Ferns are one of the oldest plant groups on Earth, dating back over 360 million years. They have evolved and adapted to survive in various environments, reproducing via spores, growing in low-light and dry areas, and being consumed by indigenous peoples for food and medicinal purposes. Ferns have also been used for ornamental purposes, as many species are grown as indoor houseplants or used in landscaping and garden design. With over 10,000 species worldwide, ferns continue to be a diverse and fascinating plant group.
The Fascinating History of How Ferns Evolved on Earth
Ferns are one of the oldest groups of plants on Earth, dating back to over 360 million years ago. They have evolved over time and have adapted to survive in many different environments, making them a diverse and fascinating group of plants.
Evolution of Ferns
Ferns evolved from moss-like plants in the Devonian period, around 400 million years ago. These plants had no roots, stems or leaves, but instead grew on the surface of rocks or soil. The first ferns appeared in the late Devonian period, about 360 million years ago. They were small, with tiny leaves, and grew in damp environments like swamps and forests.
The first true ferns evolved in the Carboniferous period, about 300 million years ago. These ferns had larger leaves and stems, and most importantly, roots, which allowed them to grow taller and spread out into new environments. By the end of the Carboniferous period, ferns had become the dominant plant group on Earth, forming huge forests that covered vast areas of land.
Adaptations of Ferns
Ferns have evolved many adaptations to survive in different environments. One of the most important adaptations is the ability to reproduce without flowers or seeds. Ferns reproduce via spores, which are produced on the undersides of their leaves. These spores are carried by the wind and can colonize new areas, allowing ferns to spread to new environments.
Another adaptation of ferns is their ability to survive in low-light environments. Many ferns grow in the understory of forests, where they receive little direct sunlight. To cope with this, ferns have evolved thin leaves that allow light to penetrate to their chlorophyll-containing cells.
Ferns have also adapted to survive in dry environments. Some ferns, such as the resurrection fern, can survive long periods of drought by curling up their leaves and conserving water. Other ferns, such as the maidenhair fern, grow in moist environments to prevent dehydration.
Uses of Ferns
Ferns have been important to humans throughout history. Many species of ferns are edible and have been used as food by indigenous peoples around the world.

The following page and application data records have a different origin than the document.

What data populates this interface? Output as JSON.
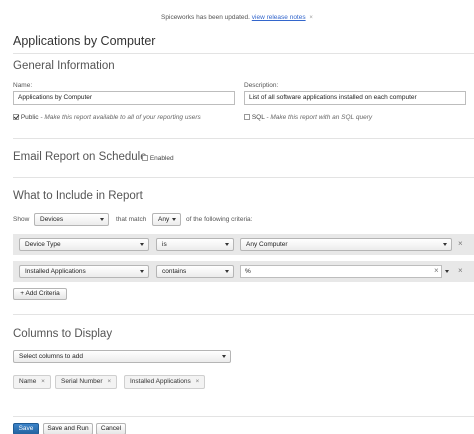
{
  "notice": {
    "text": "Spiceworks has been updated.",
    "link": "view release notes",
    "close": "×"
  },
  "page_title": "Applications by Computer",
  "general": {
    "heading": "General Information",
    "name_label": "Name:",
    "name_value": "Applications by Computer",
    "description_label": "Description:",
    "description_value": "List of all software applications installed on each computer",
    "public_label": "Public",
    "public_hint": "- Make this report available to all of your reporting users",
    "public_checked": true,
    "sql_label": "SQL",
    "sql_hint": "- Make this report with an SQL query",
    "sql_checked": false
  },
  "email": {
    "heading": "Email Report on Schedule",
    "enabled_label": "Enabled",
    "enabled_checked": false
  },
  "include": {
    "heading": "What to Include in Report",
    "show_label": "Show",
    "show_value": "Devices",
    "match_label": "that match",
    "match_value": "Any",
    "criteria_suffix": "of the following criteria:",
    "criteria": [
      {
        "field": "Device Type",
        "operator": "is",
        "value": "Any Computer",
        "remove": "×"
      },
      {
        "field": "Installed Applications",
        "operator": "contains",
        "value": "%",
        "clear": "×",
        "remove": "×"
      }
    ],
    "add_criteria": "Add Criteria"
  },
  "columns": {
    "heading": "Columns to Display",
    "select_placeholder": "Select columns to add",
    "tags": [
      {
        "label": "Name",
        "x": "×"
      },
      {
        "label": "Serial Number",
        "x": "×"
      },
      {
        "label": "Installed Applications",
        "x": "×"
      }
    ]
  },
  "buttons": {
    "save": "Save",
    "save_run": "Save and Run",
    "cancel": "Cancel"
  }
}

Some ferns also have medicinal properties and have been used to treat a variety of illnesses.
Ferns have also been used for ornamental purposes. Many species of ferns are grown as houseplants and are popular for their beautiful foliage. In addition, ferns have been used in landscaping and garden design, adding a lush, green element to outdoor spaces.
Q: How many species of ferns are there?
A: There are over 10,000 species of ferns worldwide.
Q: Are all ferns green?
A: No, not all ferns are green. Some species, such as the silver fern, have silver or white-colored foliage.
Q: How do ferns reproduce?
A: Ferns reproduce via spores, which are produced on the undersides of their leaves.
Q: Can ferns be grown indoors?
A: Yes, many species of ferns can be grown as houseplants and are popular for their beautiful foliage.
Q: Are ferns edible?
A: Yes, many species of ferns are edible and have been used as food by indigenous peoples around the world.